▸ TASK PROMPT:
Find the lines below holding the word "Your" and copy each of them.

▸ EXERCISE MATERIALS:
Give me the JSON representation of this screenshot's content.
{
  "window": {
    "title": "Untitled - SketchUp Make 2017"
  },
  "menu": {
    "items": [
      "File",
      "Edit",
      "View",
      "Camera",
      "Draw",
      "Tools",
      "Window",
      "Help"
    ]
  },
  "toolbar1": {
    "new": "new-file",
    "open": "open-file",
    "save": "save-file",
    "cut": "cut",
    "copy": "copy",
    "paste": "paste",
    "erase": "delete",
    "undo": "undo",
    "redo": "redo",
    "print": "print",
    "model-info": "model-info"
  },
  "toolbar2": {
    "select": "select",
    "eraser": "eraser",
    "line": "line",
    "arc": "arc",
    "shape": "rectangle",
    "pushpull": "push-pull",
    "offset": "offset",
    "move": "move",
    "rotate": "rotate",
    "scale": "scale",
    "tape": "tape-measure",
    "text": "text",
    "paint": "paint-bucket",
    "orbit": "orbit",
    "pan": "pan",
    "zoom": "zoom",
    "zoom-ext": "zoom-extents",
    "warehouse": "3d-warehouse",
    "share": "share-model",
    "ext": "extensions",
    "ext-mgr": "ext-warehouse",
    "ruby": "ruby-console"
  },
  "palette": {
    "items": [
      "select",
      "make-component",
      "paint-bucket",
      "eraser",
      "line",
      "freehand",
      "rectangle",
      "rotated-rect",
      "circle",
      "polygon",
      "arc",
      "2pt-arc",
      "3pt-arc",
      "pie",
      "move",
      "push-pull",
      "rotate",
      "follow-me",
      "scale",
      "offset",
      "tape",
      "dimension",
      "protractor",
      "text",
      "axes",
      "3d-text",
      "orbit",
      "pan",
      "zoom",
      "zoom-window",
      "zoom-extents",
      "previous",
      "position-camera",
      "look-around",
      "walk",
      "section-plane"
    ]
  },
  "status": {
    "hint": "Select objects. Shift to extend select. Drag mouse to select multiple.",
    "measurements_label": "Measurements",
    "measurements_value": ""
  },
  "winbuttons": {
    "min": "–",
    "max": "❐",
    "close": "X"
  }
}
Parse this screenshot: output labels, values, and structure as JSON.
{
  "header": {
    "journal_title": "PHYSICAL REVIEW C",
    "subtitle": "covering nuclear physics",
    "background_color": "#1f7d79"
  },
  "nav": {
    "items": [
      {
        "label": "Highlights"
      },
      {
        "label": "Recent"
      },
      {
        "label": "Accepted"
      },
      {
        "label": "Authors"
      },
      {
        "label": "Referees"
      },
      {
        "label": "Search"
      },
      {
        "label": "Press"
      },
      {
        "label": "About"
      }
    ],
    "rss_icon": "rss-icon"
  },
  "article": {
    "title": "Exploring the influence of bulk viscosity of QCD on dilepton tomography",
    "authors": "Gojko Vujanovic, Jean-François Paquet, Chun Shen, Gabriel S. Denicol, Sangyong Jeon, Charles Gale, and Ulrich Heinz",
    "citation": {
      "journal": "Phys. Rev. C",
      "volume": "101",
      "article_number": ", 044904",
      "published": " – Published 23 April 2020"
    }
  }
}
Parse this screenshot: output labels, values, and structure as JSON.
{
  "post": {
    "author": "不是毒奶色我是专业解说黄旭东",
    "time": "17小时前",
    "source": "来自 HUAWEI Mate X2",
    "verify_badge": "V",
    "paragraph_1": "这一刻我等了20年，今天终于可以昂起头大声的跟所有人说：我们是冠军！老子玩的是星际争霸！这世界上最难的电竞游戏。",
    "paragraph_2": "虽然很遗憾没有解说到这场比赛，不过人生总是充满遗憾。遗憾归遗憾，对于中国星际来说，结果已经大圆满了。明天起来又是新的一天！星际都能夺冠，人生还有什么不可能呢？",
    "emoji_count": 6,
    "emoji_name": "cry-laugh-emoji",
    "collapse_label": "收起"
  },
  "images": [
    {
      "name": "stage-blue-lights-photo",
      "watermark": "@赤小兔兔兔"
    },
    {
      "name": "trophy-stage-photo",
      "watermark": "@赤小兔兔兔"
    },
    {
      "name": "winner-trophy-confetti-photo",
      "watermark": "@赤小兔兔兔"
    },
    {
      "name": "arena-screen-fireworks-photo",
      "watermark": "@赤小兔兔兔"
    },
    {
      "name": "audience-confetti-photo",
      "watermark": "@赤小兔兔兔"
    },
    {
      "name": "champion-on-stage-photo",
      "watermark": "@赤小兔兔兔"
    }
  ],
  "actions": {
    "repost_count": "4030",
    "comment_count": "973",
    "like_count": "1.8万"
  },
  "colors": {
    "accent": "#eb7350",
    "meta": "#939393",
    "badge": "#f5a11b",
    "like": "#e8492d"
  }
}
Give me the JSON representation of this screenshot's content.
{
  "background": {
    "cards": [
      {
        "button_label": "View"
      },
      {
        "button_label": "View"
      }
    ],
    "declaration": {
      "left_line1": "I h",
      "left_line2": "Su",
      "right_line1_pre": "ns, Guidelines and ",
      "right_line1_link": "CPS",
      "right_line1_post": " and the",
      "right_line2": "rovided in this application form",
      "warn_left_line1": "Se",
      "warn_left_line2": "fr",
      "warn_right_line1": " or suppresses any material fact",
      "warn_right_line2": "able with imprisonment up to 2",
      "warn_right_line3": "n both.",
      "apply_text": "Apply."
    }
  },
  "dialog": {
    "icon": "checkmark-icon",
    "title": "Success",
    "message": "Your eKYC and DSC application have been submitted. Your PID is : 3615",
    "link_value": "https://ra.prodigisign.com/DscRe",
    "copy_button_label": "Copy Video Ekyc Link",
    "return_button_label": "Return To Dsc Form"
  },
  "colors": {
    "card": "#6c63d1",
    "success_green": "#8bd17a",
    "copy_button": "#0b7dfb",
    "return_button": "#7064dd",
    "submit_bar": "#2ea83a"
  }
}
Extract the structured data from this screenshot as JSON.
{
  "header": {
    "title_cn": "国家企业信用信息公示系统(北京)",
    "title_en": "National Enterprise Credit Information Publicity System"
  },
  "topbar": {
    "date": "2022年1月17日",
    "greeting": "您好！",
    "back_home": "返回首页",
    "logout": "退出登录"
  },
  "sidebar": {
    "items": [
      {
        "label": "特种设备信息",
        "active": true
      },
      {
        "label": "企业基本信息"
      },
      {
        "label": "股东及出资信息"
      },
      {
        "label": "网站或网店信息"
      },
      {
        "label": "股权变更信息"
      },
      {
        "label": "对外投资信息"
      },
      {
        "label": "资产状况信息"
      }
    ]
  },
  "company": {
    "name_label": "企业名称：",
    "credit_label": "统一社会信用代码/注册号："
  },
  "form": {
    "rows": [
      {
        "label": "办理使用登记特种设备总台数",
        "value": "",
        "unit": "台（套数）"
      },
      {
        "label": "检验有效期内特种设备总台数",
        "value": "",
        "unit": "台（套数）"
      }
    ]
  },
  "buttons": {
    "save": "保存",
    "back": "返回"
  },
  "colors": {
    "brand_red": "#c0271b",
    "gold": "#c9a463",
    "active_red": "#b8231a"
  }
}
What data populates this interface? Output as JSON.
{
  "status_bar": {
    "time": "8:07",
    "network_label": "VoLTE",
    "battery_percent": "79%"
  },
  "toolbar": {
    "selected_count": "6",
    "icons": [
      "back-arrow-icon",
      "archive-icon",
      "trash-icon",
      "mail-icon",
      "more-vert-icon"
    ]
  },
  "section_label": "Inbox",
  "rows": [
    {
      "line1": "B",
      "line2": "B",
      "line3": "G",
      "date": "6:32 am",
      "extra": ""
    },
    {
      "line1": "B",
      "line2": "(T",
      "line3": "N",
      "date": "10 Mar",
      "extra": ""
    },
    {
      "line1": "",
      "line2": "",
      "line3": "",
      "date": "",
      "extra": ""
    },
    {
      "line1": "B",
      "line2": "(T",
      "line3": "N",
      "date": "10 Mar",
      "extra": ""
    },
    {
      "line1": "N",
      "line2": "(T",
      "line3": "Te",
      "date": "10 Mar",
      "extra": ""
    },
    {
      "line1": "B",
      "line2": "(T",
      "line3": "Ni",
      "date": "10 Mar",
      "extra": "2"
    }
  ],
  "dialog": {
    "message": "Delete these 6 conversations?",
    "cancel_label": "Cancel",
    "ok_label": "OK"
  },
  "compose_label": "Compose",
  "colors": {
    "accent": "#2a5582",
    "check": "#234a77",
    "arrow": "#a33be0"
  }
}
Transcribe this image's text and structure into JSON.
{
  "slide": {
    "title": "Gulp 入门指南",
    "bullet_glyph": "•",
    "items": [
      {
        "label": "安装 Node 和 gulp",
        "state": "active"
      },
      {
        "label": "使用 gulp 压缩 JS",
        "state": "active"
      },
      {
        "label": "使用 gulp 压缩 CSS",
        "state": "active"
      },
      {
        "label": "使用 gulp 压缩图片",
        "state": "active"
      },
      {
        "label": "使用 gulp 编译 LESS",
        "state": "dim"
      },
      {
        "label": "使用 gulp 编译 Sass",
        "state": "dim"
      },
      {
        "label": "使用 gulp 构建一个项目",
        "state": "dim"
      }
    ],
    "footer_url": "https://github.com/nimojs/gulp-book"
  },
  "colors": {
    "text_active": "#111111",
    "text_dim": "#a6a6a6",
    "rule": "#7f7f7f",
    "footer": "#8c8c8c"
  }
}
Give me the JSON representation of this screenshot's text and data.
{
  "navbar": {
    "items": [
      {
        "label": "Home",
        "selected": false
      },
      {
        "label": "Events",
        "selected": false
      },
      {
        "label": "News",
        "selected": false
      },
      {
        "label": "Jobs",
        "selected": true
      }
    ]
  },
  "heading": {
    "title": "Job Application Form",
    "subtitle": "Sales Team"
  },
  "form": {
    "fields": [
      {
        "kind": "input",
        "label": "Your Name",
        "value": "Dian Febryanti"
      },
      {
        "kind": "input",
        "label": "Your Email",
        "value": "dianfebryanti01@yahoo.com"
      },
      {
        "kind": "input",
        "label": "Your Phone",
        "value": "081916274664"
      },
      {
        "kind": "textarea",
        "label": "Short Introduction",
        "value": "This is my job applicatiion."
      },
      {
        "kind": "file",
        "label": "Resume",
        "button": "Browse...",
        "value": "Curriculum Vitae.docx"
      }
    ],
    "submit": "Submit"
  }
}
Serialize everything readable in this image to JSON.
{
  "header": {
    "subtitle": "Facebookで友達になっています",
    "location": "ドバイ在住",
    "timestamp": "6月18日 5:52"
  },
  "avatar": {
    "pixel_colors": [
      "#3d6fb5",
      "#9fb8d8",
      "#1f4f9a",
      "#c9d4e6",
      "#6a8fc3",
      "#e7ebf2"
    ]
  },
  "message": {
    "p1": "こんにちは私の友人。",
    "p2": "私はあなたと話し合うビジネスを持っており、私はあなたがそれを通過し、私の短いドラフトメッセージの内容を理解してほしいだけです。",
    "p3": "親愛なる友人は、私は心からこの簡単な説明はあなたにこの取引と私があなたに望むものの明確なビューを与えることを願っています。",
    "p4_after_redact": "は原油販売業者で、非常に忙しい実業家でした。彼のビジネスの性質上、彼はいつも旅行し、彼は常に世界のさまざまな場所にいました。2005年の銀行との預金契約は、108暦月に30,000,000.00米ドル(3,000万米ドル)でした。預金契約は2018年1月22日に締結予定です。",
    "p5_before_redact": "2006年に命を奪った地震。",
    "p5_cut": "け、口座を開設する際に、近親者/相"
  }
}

▸ TASK ANSWER:
    "message": "Your eKYC and DSC application have been submitted. Your PID is : 3615",
        "label": "Your Name",
        "label": "Your Email",
        "label": "Your Phone",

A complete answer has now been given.